Records for this task Block Start

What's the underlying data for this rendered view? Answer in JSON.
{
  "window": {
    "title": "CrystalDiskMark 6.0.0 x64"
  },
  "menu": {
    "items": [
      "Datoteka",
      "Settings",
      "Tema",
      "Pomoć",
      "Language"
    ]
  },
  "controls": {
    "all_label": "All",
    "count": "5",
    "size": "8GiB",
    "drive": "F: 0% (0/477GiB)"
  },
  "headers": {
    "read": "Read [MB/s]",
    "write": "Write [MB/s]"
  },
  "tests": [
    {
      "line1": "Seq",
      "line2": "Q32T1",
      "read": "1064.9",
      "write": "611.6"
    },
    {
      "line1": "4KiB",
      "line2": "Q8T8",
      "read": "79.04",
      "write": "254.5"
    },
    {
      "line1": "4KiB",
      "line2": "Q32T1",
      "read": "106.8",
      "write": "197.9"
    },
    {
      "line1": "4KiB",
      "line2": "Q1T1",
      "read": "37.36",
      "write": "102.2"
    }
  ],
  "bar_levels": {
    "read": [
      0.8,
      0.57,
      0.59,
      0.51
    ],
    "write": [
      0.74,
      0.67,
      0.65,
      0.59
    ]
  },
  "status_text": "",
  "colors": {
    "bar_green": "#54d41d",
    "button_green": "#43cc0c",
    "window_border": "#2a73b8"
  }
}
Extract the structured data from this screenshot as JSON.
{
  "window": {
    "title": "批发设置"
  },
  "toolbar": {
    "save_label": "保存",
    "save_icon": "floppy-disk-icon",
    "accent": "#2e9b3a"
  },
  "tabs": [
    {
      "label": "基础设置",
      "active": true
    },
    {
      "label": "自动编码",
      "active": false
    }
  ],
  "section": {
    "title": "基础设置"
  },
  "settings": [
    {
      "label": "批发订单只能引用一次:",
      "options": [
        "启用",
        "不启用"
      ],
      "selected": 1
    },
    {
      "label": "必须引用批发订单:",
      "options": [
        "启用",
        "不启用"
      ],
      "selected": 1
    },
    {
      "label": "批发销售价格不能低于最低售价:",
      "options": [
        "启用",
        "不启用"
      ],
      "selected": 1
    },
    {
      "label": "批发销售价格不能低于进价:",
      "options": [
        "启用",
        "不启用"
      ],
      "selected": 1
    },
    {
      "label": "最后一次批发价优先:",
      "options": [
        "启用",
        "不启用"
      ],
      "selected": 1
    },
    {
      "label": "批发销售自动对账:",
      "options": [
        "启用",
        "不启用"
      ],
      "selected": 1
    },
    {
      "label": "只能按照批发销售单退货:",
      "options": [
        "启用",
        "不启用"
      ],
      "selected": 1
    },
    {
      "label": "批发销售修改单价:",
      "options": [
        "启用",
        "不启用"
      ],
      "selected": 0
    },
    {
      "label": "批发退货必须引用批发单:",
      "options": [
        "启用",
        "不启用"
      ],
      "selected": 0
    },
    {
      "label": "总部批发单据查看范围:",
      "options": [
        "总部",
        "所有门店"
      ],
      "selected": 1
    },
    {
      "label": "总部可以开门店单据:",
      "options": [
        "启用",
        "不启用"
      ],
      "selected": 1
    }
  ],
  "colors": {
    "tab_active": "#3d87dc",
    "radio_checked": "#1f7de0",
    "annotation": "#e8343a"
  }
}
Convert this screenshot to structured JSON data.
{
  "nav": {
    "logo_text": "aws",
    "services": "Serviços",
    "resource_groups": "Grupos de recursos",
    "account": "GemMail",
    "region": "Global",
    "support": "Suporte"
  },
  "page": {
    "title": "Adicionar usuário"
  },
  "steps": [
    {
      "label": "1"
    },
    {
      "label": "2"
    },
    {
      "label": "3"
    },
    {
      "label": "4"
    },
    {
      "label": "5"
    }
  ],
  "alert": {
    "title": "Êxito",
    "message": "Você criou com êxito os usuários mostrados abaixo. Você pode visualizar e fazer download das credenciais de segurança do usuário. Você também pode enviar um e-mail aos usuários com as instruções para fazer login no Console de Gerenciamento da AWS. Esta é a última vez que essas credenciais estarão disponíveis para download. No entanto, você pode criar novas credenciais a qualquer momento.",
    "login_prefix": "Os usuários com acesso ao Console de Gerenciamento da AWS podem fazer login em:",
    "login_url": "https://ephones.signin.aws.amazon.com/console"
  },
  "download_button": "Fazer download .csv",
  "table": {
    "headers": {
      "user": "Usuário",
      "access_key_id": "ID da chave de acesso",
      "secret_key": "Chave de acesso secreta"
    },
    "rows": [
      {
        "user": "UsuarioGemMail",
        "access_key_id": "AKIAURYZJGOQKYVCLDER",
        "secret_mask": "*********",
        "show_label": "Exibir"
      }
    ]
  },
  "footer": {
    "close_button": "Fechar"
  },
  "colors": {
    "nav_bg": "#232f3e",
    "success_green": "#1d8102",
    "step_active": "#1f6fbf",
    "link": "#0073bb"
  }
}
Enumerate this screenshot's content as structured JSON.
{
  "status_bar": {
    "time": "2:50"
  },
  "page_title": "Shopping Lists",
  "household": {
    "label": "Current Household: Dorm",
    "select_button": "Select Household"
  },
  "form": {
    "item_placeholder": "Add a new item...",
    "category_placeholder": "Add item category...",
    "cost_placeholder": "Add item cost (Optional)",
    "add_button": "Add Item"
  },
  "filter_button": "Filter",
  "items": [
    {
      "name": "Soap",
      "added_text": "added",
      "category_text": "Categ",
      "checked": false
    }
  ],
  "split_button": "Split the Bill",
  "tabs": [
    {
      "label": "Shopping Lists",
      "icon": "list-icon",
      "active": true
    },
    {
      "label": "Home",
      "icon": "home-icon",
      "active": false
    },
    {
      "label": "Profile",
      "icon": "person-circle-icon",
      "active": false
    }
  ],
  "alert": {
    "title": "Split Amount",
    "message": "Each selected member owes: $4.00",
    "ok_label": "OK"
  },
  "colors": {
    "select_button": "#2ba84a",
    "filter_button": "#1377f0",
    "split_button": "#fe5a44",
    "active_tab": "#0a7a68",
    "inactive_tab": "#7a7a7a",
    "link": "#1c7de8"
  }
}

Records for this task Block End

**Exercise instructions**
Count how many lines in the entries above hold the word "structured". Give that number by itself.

**Solution to this task**
3